  18. New International Dictionary of the Old Testament Theology & Exegesis, Vol.4, Van Gemeren, 1125.
  19. K.M. Campbell, "Rahab's Covenant," Vetus Testamentum, Vol. 22 (1972), 243-44.
  20. Richard E. Hess, Tyndale Old Testament Commentaries: Joshua (Downers Grove, IL: InterVarsity Press, 1996), 94-95.
  21. John Calvin, Calvin's Commentaries, Volume IV, 55.


Journal Articles:

  • Barnes, Peter, "Was Rahab's Lie a Sin?" RTR Vol. 54.1 (1995): 54.
  • Campbell, K.M., "Rahab's Covenant: A Short Note on Joshua 2:9-21" VT 22.4 (1972): 243-244.
  • Coats, George W. , "An Exposition for the Conquest Theme" CBQ 47.1 (1985): 47-54.

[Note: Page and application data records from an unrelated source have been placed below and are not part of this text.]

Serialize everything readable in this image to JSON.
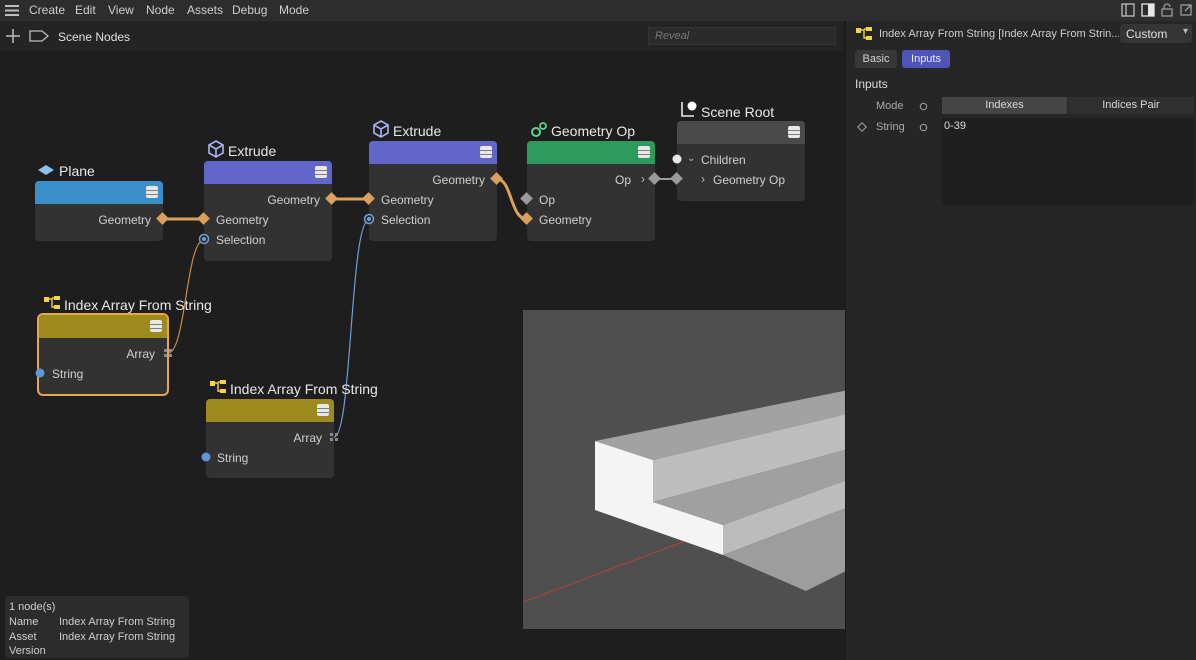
{
  "menu": {
    "items": [
      "Create",
      "Edit",
      "View",
      "Node",
      "Assets",
      "Debug",
      "Mode"
    ]
  },
  "editor": {
    "title": "Scene Nodes",
    "search_placeholder": "Reveal"
  },
  "nodes": {
    "plane": {
      "title": "Plane",
      "ports": {
        "geometry_out": "Geometry"
      },
      "color": "#3b8fc9"
    },
    "extrude1": {
      "title": "Extrude",
      "ports": {
        "geometry_out": "Geometry",
        "geometry_in": "Geometry",
        "selection_in": "Selection"
      },
      "color": "#6366c9"
    },
    "extrude2": {
      "title": "Extrude",
      "ports": {
        "geometry_out": "Geometry",
        "geometry_in": "Geometry",
        "selection_in": "Selection"
      },
      "color": "#6366c9"
    },
    "geometry_op": {
      "title": "Geometry Op",
      "ports": {
        "op_out": "Op",
        "op_in": "Op",
        "geometry_in": "Geometry"
      },
      "color": "#2e9a5c"
    },
    "scene_root": {
      "title": "Scene Root",
      "ports": {
        "children": "Children",
        "geometry_op": "Geometry Op"
      },
      "color": "#4a4a4a"
    },
    "index1": {
      "title": "Index Array From String",
      "ports": {
        "array_out": "Array",
        "string_in": "String"
      },
      "color": "#9c8a1d"
    },
    "index2": {
      "title": "Index Array From String",
      "ports": {
        "array_out": "Array",
        "string_in": "String"
      },
      "color": "#9c8a1d"
    }
  },
  "panel": {
    "title": "Index Array From String [Index Array From Strin...",
    "preset": "Custom",
    "tabs": [
      "Basic",
      "Inputs"
    ],
    "active_tab": "Inputs",
    "section": "Inputs",
    "mode_label": "Mode",
    "mode_options": [
      "Indexes",
      "Indices Pair"
    ],
    "mode_selected": "Indexes",
    "string_label": "String",
    "string_value": "0-39"
  },
  "status": {
    "count": "1 node(s)",
    "name_label": "Name",
    "name_value": "Index Array From String",
    "asset_label": "Asset",
    "asset_value": "Index Array From String",
    "version_label": "Version"
  }
}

  • Lilley, J.P.U., "Understanding the Herem" TynB 44 .1 (1993): 169-177.
  • McCarthy, Dennis J., "Some Holy War Vocabulary in Joshua 2" CBQ 33.4 (1971): 228-230.

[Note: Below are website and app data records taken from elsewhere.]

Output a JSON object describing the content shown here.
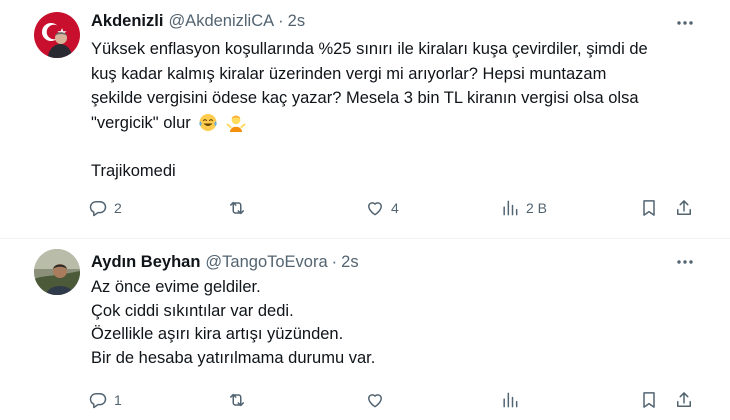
{
  "tweets": [
    {
      "author": "Akdenizli",
      "handle": "@AkdenizliCA",
      "separator": "·",
      "time": "2s",
      "lines": [
        "Yüksek enflasyon koşullarında %25 sınırı ile kiraları kuşa çevirdiler, şimdi de",
        "kuş kadar kalmış kiralar üzerinden vergi mi arıyorlar? Hepsi muntazam",
        "şekilde vergisini ödese kaç yazar? Mesela 3 bin TL kiranın vergisi olsa olsa",
        "\"vergicik\" olur"
      ],
      "emojis": [
        "tears-of-joy-emoji",
        "person-shrugging-emoji"
      ],
      "extra_line": "Trajikomedi",
      "stats": {
        "replies": "2",
        "retweets": "",
        "likes": "4",
        "views": "2 B"
      }
    },
    {
      "author": "Aydın Beyhan",
      "handle": "@TangoToEvora",
      "separator": "·",
      "time": "2s",
      "lines": [
        "Az önce evime geldiler.",
        "Çok ciddi sıkıntılar var dedi.",
        "Özellikle aşırı kira artışı yüzünden.",
        "Bir de hesaba yatırılmama durumu var."
      ],
      "stats": {
        "replies": "1",
        "retweets": "",
        "likes": "",
        "views": ""
      }
    }
  ],
  "colors": {
    "text": "#0f1419",
    "muted": "#536471",
    "divider": "#eff3f4",
    "background": "#ffffff"
  }
}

  • Wiseman, D.J., "Rahab of Jericho" Tyn B 14 (1964): 8-11.
  • Yoder, John H., "To your tents, O Israel": The legacy of Israel's experience with Holy War" Studies in Religion 18.3 (1989): 345-362.

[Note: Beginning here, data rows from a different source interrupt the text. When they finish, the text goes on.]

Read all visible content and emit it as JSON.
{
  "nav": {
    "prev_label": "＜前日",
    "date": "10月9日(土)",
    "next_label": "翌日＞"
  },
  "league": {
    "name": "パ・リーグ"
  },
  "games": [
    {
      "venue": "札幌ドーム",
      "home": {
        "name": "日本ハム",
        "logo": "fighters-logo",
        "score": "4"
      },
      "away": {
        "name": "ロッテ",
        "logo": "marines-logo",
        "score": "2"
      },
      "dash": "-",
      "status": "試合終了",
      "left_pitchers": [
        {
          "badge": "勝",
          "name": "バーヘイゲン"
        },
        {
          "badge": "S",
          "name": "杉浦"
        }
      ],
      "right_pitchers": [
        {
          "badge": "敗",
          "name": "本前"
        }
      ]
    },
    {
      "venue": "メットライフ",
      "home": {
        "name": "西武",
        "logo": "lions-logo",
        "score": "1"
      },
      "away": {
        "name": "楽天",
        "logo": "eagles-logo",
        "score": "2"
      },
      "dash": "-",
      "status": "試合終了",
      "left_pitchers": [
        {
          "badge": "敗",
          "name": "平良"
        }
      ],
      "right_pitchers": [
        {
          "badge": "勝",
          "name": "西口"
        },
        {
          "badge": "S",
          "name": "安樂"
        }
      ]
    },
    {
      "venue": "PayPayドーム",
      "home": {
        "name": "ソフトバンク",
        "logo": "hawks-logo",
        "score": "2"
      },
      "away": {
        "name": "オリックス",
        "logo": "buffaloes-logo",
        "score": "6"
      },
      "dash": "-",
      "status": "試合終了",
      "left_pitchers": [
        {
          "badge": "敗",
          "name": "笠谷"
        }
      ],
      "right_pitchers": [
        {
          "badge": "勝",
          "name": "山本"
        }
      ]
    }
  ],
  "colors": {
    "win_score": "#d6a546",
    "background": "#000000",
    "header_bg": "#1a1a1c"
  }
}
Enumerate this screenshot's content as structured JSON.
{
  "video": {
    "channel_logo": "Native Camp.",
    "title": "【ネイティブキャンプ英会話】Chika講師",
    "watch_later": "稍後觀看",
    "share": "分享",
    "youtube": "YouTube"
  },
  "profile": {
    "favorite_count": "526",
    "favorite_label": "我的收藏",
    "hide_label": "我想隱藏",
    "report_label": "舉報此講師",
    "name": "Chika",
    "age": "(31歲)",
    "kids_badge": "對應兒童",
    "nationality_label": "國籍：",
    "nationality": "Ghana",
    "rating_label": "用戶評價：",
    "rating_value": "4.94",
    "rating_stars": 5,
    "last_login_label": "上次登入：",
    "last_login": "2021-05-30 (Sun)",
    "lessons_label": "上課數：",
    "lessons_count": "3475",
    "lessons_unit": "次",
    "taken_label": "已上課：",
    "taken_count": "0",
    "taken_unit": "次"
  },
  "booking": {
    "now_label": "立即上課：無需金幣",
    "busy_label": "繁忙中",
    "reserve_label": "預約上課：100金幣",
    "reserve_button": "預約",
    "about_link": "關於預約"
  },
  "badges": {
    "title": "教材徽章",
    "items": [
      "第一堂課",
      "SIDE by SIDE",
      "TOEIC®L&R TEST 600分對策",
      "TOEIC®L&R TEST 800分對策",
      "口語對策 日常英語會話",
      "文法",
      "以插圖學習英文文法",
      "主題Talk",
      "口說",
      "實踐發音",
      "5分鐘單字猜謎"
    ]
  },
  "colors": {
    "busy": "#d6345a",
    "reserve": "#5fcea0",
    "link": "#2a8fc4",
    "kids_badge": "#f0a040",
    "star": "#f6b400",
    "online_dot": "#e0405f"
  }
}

Commentaries and Books:

  • Berlin, Adele, Poetics and Interpretation of Biblical Narrative (Sheffield: Almond, 1983).
  • Boling, Robert, Anchor Bible: Joshua (Garden City, NY: Doubleday and Co., Inc., 1982).
  • Butler, Trent C., Word Biblical Commentary: Joshua (Waco, TX: Word Books, 1983).
  • Calvin, John, Calvin's Commentaries (Grand Rapids: Baker, 1993).
  • Fokkelman, J.P., Narrative Art in Genesis: Specimens of Stylistic and Structural Analysis (Amsterdam: Van Gorcum, 1975).
  • Foundations of Contemporary Interpretation, Moises Silva, gen. ed. (Grand Rapids: Zondervan, 1996).
  • Garstang, John, Joshua - Judges (Grand Rapids: Kregel Publications,1978).
  • Gray, John, New Century Bible Commentary: Joshua, Judges, Ruth (Grand Rapids: Eerdmans, 1986).
  • Greidanus, Sidney, The Modern Preacher and the Ancient Text (Grand Rapids: Eerdmans, 1988).
  • Hess, Richard E., Tyndale Old Testament Commentaries: Joshua, An Introduction and Commentary (Downers Grove, IL: InterVarsity Press, 1996).
  • Hamlin, E.John, Inheriting the Land: A Commentary on the Book of Joshua (Grand Rapids: Eerdmans, 1983).
  • Howard, David M., Jr., An Introduction to the Old Testament Historical Books (Chicago: Moody Press, 1993).
  • Lange, John P., Commentary on the Holy Scriptures (Grand Rapids: Zondervan, 1871).
  • New Bible Commentary: 21st Century Edition, edited by Wenham, Motyer, Carson and France (Downers Grove, IL: InterVarsity Press, 1997).
  • New International Dictionary of the Old Testament & Exegesis, William A. Van Gemeren, gen. ed. (Grand Rapids, Zondervan, 1997).
  • Poythress, Vern, The Shadow of Christ in theLaw of Moses (Brentwood, TN: Wolgemuth & Hyatt, 1991).
  • Pratt, Richard L., Jr., He Gave Us Stories (Phillipsburg, NJ: P & R Publishing, 1990).
  • Ryken, Leland, How to Read the Bible as Literature (Grand Rapids: Academie Books, 1984).
  • Smith, Morton H., Harmony of the Westminster Confession and Catechisms (Greenville, SC: Seminary Press, 1993).
  • Soggin, J. Alberto, Joshua (Philadelphia: Westminster Press, 1972).
  • Spurgeon, Charles H., Men and Women of the Old Testament (London: Marshall, Morgan, & Scott, 1960), 267-276.
  • The Encyclopedia Americana (Danbury, CT: Grolier, Inc., 1981).
  • Von Rad, Gerhard, Holy War in Ancient Israel (Grand Rapids: Eerdmans,1991).
  • Woudstra, Marten H., New International Commentary on the Old Testament: Joshua (Grand Rapids: Eerdmans,1981).